As mentors, we advised and assisted the ANA in furthering their healthcare system and, ultimately, being able to care for Afghani soldiers and civilians on their own. Multiple mass casualty events on and around our Forward Operating Base (FOB) kept us busy in a challenging situation. The ANA’s lack of medical knowledge and capabilities, combined with differing cultural valuations of life, often resulted in disheartening outcomes for the wounded Afghanis. The moral injury of knowing that under different circumstances, many of those lives could have been saved remains with me today.
I was physically wounded on December 5, 2010, while standing approximately 10 feet from a suicide blast that claimed the lives of Sgt Jason Reeves, USA, and Sgt Nicholas Aleman, USMC. Thanks to the quick action of my teammates, I was aerovac’ed to another FOB within the “golden hour” and underwent surgery to stop the bleeding caused by a lacerated liver. After a brief stay at the Bagram Hospital, I ended up on a ventilator at Landstuhl Regional Medical Center, Germany, and was eventually moved to Walter Reed Hospital in D.C. Besides the liver laceration, I also had a TBI, ruptured ear drums, shrapnel wounds from head to toe, and glass in my right eye, but I was alive!
After recovering from the visible wounds, I was too proud (and dumb) to admit to any invisible demons. So, I trudged through life for several years before finally seeking help for PTS and alcohol abuse. At this time, I was introduced to Warriors & Quiet Waters (WQW), participating in my first Solo Fishing Experience (FX) in May 2017. I quickly realized WQW was the perfect complement to my medical care as it rekindled my love for the outdoors and fly-fishing and provided the solace and solitude essential to my ongoing recovery.
As I continued to serve, I got back into old routines and further away from my WQW experience. Unfortunately, this led to a relapse in 2019 and the need for additional medical care. Once back on a sober path, I reached out to WQW and was fortunate enough to be selected for the 2022 Smith River FX and blessed to be accepted to the year-long Coaching program. The extended connection, supportive comrades, and opportunities for sustained personal growth from the Coaching program are why I advocate for Built for More. Many programs are available to help wounded warriors, but WQW has broken the “one and done” mold with Built for More and its purposeful 6-to-12-month engagements, which guide warriors to find a deeper connection to themselves, their purpose, and the people they impact. As an Alumni Ambassador, I am excited to give back to a program that has given me so much by being a Built for More advocate and furthering WQW’s reach and impact so others may benefit.
Sean is currently serving as a U.S. Air Force Colonel in the Washington D.C. area.

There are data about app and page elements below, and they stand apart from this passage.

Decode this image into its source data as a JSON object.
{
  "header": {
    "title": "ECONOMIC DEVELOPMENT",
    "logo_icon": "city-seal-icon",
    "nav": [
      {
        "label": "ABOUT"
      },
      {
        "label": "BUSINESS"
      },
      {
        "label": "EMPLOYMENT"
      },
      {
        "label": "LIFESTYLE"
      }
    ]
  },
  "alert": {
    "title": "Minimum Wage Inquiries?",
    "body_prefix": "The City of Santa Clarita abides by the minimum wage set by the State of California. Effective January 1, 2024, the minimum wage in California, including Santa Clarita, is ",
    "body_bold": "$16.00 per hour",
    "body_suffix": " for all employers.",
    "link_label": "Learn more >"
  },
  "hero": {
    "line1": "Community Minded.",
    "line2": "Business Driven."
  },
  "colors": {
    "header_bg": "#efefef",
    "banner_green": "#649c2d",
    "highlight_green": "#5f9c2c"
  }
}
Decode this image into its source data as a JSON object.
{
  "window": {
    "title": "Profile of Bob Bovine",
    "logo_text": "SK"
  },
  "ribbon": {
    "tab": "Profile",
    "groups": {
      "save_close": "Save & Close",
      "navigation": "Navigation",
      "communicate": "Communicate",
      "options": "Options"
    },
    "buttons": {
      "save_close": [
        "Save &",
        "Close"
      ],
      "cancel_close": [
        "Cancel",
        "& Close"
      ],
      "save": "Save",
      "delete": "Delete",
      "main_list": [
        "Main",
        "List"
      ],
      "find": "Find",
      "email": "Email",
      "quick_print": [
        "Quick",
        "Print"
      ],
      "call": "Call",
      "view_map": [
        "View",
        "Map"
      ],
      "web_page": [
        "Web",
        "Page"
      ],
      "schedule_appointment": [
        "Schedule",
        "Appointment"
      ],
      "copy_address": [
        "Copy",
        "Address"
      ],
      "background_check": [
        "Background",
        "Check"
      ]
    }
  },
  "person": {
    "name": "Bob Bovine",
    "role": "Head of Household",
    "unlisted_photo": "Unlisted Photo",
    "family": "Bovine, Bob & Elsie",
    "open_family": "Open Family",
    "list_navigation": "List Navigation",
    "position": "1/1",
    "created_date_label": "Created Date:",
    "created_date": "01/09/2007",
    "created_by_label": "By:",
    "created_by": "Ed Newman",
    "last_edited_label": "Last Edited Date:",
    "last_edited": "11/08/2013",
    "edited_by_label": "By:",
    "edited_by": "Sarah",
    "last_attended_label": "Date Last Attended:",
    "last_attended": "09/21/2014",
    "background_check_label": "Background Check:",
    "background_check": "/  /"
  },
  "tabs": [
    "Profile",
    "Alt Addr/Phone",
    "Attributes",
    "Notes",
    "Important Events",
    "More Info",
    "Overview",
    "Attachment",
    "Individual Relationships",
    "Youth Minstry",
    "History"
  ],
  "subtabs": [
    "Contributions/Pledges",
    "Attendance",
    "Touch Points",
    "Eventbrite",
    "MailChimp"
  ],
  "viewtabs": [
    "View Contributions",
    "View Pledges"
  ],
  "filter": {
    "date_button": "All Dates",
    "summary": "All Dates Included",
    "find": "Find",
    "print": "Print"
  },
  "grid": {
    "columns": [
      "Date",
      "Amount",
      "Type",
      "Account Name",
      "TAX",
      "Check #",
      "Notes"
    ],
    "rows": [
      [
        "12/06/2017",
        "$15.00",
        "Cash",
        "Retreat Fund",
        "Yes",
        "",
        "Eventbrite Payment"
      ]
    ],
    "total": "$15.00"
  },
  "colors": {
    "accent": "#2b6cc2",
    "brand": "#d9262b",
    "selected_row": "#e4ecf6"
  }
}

Sean and his wife, Stephanie, have two sons, Seamus and Sullivan. He holds a B.S. degree in pharmacy from the University of Montana and graduate degrees from the United States Air War College and the United States Air Command and Staff College.